  • Generally, in a verbally abusive relationship the abuser denies the abuse.
  • Verbal abuse more often takes place behind closed doors.
  • Physical abuse is always preceded by verbal abuse.

Verbal abusers may also resort to name calling and attempts to humiliate the victim. As pointed out by Evans, “Verbal abuse may be overt, such as an angry outburst directed at the partner or an attack along the lines of ‘You’re too sensitive.’” The author continues: “Verbal abuse by its very nature undermines and discounts its victim’s perceptions. . . If the words or attitude disempower, disrespect, or devalue the other, then they are abusive.”

Verbally abusive relationships are by their very nature toxic, and below are some more warning signs of a verbally abusive relationship:

  • Verbal abuse is secretive. Usually only the partner of the abuser hears it.
  • Verbal abuse becomes more intense over time. The partner becomes used to and adapts to it.
  • Verbal abuse takes many forms and disguises.
  • Verbal abuse consistently discounts the partner’s perception of the abuse.

If you or someone you know is in a verbally abusive relationship, seek professional help from a licensed mental health professional.


Evans, P. (2010). The verbally abusive relationship. Adams Media. New York, NY.

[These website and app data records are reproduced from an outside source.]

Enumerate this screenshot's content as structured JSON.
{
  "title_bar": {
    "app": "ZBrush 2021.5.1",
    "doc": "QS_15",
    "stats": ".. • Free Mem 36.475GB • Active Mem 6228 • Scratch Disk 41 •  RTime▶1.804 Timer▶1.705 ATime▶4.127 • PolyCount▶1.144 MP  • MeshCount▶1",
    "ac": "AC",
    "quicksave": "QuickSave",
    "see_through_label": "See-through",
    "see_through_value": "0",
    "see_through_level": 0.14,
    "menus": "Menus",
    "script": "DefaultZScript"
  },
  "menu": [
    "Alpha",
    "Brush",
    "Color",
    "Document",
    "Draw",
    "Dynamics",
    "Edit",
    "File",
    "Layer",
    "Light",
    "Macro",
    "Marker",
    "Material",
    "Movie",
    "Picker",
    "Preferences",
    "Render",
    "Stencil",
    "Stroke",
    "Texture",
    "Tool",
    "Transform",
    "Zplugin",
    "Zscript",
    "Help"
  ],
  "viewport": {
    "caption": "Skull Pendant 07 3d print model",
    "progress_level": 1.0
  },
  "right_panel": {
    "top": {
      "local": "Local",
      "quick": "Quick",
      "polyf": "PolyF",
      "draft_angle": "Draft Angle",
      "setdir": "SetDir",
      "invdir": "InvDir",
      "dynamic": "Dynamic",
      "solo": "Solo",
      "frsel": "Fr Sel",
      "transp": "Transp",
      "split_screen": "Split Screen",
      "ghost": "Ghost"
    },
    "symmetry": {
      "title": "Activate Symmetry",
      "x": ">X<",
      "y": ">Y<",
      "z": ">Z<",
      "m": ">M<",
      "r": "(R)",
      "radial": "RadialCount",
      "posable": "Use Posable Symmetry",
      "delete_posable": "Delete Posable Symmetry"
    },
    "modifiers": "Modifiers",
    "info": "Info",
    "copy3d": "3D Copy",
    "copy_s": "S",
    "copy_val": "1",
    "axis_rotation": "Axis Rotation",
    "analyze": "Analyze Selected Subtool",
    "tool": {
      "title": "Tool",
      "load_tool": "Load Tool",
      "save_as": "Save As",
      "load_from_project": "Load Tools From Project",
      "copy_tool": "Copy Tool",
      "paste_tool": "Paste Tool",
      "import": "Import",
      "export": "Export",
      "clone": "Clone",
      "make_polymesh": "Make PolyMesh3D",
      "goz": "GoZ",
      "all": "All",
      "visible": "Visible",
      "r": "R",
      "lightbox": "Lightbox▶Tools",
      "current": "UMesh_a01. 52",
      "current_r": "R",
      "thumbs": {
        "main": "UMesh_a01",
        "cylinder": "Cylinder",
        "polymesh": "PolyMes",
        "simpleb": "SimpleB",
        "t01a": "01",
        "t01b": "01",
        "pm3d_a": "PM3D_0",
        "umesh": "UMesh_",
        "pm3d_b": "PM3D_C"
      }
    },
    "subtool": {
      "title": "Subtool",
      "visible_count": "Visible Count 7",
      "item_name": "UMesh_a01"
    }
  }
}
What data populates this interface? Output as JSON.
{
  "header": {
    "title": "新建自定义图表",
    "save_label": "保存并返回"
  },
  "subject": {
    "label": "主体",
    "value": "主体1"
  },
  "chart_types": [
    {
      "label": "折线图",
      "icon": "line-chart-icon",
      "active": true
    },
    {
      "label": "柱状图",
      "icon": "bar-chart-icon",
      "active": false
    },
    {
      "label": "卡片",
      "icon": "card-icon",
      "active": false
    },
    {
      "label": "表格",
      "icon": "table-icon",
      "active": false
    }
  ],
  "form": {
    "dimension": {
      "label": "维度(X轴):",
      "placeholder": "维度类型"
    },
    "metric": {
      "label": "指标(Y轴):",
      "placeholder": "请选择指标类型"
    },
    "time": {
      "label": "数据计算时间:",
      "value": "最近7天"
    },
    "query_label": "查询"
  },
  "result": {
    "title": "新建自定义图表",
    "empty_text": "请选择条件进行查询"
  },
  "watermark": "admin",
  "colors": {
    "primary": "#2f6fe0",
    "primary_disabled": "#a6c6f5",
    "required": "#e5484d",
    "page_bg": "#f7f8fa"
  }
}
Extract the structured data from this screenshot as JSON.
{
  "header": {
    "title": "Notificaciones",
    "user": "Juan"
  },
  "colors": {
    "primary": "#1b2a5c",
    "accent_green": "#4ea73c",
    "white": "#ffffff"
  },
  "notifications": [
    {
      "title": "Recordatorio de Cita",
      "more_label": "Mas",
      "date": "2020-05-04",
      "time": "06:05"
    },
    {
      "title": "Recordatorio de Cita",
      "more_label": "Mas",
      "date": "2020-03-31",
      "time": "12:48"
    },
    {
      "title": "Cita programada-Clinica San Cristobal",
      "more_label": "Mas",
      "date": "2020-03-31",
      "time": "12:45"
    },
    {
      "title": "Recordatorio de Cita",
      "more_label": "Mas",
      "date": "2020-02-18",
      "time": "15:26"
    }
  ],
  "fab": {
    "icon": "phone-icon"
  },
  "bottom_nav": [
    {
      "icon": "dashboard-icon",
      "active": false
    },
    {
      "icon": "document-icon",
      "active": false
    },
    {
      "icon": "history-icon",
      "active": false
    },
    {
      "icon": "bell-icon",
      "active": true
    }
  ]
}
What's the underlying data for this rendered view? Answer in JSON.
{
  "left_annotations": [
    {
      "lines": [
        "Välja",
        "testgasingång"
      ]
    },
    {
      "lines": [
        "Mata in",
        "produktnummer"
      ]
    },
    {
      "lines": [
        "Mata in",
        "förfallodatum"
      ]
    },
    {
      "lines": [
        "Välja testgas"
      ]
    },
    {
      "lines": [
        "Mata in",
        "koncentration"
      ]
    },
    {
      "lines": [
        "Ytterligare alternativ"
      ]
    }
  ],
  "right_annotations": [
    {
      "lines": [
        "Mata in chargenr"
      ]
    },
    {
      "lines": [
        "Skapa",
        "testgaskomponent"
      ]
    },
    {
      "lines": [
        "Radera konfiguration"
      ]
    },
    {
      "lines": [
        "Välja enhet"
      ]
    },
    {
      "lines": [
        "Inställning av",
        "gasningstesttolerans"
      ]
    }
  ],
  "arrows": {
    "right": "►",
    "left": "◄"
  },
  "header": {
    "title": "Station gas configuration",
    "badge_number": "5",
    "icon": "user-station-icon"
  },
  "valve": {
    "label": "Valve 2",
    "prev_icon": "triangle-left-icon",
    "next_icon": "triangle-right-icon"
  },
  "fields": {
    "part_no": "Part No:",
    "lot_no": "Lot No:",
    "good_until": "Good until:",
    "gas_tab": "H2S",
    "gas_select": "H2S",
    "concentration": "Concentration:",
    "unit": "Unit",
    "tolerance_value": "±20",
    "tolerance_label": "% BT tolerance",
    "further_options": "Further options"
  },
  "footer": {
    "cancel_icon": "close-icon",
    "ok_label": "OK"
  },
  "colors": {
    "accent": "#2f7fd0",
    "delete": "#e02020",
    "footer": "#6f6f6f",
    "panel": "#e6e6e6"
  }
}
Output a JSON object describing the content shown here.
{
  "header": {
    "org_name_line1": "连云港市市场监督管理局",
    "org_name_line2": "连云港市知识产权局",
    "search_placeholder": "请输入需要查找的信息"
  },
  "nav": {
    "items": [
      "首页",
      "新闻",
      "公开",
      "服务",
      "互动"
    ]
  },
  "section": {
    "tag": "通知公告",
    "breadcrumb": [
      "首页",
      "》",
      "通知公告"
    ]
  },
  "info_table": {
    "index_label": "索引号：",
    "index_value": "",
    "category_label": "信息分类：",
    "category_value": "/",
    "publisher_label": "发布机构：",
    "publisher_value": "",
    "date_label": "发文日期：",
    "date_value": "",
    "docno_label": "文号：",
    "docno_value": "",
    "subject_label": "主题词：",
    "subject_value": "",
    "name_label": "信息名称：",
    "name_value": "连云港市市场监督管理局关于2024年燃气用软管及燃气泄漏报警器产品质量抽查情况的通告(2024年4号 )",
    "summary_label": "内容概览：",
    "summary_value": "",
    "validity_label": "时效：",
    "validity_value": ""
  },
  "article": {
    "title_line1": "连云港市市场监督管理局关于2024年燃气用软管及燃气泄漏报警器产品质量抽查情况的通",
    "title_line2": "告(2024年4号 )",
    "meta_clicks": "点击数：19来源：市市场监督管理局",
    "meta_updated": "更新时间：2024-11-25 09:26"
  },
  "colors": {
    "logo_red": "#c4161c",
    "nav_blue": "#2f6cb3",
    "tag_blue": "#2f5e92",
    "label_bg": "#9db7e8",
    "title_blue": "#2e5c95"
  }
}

Kenny Luck
Kenny Luck
Kenny Luck is an author and educator from Wilkes-Barre, Pennsylvania. A graduate of Marywood University in Scranton, PA, Luck holds a Bachelor's Degree in Political Science and graduated with a Master's Degree in Education from the same institution in 2010. He has written for local publications such as The Weekender. His published work includes: Thumbing Through Thoreau (2010), NEPATIZED (2011), and 101 Facts of Love (2014). Luck has worked in public relations and media, and has taught college-level writing courses at several colleges and universities around Northeastern Pennsylvania. In 2010, he was voted "Best Author" by Electric City readers.

Leave a Reply

Your email address will not be published. Required fields are marked *